<<<<

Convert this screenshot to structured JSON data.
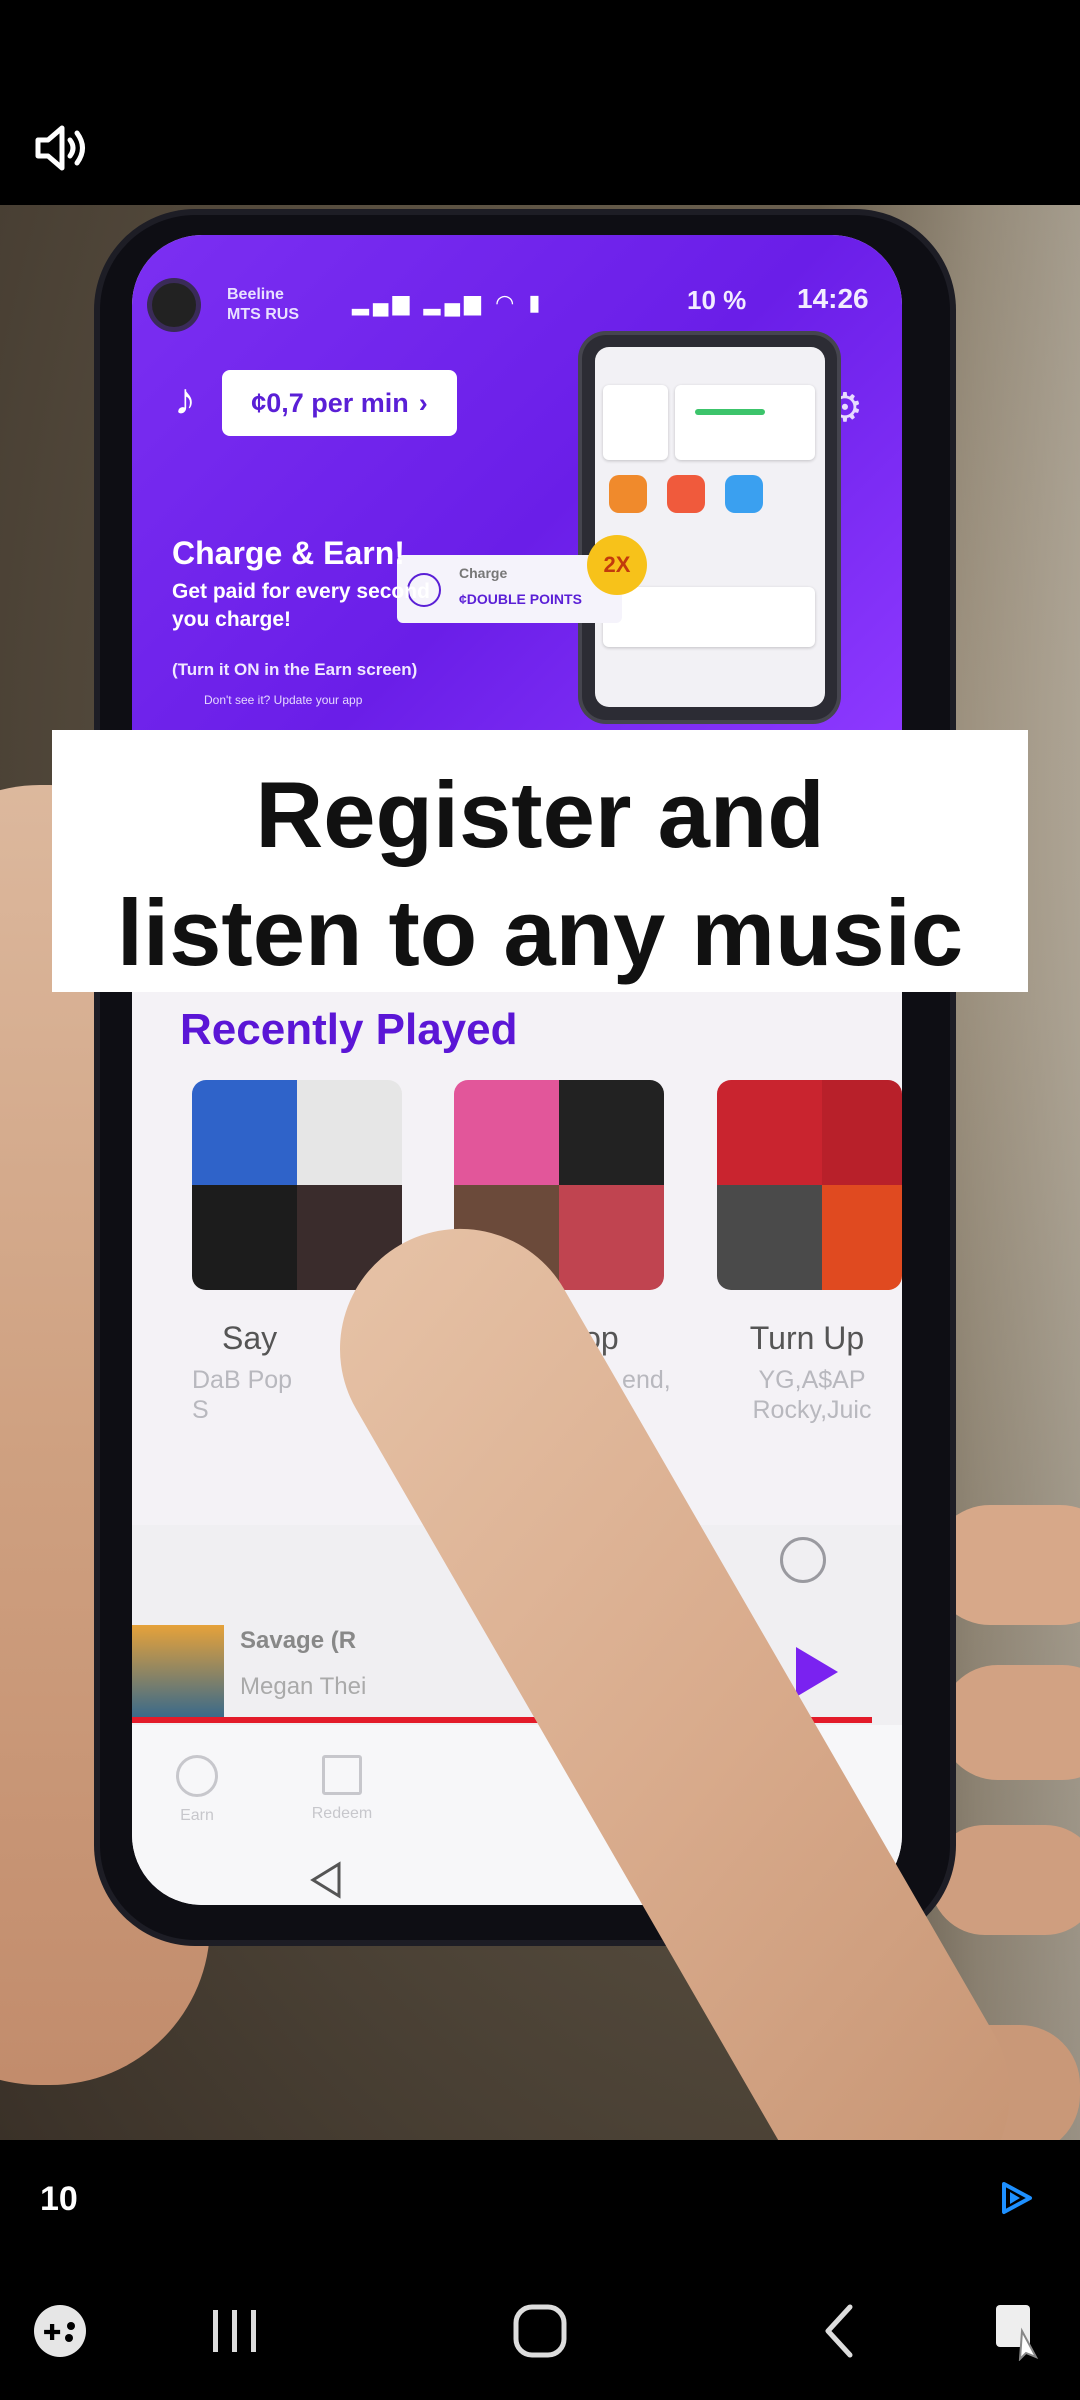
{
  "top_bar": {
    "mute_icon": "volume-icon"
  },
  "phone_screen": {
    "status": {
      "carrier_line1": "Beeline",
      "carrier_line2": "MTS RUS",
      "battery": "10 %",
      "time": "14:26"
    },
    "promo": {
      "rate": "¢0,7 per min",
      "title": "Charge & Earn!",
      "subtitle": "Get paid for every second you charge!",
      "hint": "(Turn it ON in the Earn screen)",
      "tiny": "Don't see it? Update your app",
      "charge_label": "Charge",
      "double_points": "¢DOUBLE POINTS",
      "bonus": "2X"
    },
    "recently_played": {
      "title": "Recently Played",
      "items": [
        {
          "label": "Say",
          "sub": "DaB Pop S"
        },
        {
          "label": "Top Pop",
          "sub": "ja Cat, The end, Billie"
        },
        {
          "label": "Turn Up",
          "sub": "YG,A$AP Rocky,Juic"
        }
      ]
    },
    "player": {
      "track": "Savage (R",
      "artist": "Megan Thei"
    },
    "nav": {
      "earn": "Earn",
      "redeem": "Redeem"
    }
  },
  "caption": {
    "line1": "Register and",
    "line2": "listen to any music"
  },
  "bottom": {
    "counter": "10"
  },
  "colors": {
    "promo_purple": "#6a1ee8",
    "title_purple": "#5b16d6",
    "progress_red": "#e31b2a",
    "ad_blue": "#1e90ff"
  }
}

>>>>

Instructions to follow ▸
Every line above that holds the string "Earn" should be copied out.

Result of the task ▸
      "title": "Charge & Earn!",
      "hint": "(Turn it ON in the Earn screen)",
      "earn": "Earn",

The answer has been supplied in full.